__Task to complete__
Return every line of the records that includes the string "тебе".

[Component data from apps and pages]
|---|
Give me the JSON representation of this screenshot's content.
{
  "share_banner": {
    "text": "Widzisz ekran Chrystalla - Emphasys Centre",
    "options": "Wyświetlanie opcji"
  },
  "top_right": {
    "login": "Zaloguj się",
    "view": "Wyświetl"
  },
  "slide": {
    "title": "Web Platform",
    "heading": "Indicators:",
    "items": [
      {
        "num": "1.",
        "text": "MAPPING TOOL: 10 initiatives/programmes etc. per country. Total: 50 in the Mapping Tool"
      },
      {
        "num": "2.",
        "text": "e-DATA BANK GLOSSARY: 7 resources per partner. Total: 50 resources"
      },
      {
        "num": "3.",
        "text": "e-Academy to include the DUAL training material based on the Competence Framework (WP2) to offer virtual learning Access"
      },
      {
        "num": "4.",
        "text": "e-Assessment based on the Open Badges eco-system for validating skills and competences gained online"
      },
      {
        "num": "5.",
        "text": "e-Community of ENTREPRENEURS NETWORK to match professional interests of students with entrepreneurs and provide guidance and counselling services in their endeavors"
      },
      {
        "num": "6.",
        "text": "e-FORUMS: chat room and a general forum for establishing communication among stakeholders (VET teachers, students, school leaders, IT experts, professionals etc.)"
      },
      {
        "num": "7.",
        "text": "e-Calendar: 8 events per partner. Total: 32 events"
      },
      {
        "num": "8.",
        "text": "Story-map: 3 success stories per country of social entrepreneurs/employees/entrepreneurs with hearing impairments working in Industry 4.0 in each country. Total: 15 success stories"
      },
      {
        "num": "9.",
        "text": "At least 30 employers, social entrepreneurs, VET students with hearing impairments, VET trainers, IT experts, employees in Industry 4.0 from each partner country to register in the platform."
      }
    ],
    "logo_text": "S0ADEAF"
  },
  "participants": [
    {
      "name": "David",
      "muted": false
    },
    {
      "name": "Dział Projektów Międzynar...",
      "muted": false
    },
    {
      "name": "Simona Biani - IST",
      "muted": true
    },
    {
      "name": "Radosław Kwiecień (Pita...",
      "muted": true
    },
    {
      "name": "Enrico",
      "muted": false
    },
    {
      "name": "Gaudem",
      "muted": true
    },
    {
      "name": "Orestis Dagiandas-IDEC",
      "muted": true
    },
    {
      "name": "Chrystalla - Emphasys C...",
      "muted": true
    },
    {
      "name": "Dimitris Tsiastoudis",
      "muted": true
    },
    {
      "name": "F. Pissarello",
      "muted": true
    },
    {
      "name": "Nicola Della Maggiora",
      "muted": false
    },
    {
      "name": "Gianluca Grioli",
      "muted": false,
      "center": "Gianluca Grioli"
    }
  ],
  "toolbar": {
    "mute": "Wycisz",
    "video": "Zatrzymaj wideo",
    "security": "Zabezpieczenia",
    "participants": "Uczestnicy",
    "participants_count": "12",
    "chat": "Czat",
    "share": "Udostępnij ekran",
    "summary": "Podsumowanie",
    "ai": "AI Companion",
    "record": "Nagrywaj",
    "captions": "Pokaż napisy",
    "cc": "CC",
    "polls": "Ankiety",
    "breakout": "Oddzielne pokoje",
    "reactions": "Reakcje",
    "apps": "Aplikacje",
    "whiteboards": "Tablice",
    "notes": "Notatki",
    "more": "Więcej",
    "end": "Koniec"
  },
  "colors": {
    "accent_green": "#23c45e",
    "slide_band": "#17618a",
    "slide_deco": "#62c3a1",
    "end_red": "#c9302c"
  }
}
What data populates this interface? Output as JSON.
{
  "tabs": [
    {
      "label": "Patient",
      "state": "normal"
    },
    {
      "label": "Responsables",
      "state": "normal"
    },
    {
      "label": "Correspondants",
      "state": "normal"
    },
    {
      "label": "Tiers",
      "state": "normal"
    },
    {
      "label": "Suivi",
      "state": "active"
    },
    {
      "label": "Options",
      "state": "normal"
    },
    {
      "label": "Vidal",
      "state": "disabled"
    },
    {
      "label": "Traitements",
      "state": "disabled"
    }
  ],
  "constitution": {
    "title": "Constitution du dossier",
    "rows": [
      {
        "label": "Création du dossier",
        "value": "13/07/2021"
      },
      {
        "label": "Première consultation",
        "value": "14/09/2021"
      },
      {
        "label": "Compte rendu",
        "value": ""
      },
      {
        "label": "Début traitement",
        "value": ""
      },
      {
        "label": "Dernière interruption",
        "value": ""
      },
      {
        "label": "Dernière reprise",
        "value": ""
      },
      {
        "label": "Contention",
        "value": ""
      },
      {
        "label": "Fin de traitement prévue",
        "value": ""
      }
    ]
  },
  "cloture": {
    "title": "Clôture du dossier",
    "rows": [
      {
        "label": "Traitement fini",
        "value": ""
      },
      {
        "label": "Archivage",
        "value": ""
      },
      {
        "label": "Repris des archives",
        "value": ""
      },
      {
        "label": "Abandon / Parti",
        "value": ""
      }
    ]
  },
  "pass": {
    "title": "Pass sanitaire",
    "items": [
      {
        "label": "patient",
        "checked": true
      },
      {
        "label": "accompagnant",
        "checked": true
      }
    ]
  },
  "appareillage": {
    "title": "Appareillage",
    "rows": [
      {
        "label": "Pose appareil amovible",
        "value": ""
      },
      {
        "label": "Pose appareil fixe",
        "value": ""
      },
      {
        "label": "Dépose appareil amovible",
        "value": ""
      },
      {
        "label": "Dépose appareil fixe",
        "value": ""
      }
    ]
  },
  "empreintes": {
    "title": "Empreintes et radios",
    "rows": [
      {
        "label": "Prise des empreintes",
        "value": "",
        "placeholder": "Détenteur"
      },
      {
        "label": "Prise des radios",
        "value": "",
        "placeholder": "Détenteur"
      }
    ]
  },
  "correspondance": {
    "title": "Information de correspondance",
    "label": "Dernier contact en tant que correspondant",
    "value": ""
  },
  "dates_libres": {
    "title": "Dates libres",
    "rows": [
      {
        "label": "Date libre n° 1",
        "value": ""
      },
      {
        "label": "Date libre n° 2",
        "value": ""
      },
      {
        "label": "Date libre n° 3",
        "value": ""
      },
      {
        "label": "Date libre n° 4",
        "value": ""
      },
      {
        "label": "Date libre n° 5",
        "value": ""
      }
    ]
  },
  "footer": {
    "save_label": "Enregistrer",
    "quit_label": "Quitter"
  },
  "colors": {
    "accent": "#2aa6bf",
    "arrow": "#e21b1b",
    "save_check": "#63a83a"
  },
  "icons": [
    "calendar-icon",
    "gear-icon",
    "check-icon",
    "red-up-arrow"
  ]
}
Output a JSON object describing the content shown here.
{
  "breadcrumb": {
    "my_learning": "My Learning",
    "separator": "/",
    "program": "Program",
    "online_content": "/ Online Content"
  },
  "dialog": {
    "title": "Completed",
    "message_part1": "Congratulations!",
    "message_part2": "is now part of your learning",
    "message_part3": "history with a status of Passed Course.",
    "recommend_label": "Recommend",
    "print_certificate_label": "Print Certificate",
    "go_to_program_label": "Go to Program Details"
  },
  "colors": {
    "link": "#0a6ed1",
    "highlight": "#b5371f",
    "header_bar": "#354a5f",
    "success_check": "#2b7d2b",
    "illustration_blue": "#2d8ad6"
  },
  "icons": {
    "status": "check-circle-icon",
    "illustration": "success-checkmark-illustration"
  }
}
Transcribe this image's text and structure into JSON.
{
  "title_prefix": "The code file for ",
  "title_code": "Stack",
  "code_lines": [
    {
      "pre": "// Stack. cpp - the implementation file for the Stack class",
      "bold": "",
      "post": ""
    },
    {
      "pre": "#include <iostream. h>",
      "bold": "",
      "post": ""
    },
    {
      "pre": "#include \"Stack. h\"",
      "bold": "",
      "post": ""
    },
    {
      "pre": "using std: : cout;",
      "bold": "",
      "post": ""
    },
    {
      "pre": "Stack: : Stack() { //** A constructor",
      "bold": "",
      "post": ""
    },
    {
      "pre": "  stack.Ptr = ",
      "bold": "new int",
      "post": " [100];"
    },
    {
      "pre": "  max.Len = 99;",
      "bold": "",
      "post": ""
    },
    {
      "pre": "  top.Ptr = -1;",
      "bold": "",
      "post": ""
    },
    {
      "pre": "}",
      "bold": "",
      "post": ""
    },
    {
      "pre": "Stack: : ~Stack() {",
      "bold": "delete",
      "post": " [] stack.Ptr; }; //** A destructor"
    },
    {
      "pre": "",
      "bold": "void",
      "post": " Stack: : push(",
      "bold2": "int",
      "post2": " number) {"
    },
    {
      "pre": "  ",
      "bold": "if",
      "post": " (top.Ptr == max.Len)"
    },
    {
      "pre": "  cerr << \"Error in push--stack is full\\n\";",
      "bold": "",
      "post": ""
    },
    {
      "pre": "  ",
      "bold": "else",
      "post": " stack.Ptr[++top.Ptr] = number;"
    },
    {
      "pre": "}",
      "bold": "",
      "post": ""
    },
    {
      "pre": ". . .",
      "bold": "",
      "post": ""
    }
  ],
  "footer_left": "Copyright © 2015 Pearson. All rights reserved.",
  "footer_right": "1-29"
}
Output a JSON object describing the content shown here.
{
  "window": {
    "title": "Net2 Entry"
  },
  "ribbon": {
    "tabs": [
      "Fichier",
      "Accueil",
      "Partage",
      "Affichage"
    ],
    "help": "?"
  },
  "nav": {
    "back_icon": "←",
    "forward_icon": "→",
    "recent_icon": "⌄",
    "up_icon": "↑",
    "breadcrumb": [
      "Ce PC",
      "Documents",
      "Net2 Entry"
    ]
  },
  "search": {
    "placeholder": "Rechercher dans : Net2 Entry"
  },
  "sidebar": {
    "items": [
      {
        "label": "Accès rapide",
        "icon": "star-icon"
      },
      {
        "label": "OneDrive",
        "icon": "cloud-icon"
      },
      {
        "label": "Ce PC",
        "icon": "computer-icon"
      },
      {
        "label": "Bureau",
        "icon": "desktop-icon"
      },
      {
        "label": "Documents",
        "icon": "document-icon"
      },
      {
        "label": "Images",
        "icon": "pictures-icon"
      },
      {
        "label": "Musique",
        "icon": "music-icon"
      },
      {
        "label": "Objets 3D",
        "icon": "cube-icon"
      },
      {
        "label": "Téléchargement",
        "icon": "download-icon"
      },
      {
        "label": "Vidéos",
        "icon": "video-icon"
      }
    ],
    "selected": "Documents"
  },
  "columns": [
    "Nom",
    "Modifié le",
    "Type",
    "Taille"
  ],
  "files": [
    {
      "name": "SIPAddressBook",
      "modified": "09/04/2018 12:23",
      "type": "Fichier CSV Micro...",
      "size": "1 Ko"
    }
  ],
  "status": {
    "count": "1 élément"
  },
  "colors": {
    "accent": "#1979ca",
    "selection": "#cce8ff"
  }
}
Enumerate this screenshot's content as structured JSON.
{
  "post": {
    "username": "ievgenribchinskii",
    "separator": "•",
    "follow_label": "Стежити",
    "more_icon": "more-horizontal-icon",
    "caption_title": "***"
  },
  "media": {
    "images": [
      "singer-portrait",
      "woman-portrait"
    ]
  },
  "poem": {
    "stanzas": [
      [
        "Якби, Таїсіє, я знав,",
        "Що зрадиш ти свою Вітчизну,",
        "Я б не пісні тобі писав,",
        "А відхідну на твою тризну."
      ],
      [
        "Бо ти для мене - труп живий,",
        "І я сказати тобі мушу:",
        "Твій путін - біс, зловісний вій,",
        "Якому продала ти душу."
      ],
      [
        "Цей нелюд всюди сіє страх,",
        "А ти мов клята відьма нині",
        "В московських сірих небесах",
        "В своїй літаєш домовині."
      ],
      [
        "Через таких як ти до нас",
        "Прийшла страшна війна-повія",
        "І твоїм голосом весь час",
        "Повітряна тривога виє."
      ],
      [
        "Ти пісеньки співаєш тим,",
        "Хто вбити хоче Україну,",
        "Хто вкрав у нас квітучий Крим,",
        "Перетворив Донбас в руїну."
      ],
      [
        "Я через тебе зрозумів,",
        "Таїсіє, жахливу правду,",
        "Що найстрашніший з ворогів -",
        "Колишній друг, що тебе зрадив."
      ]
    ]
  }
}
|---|
__Result of the exercise__
        "Я через тебе зрозумів,",
        "Колишній друг, що тебе зрадив."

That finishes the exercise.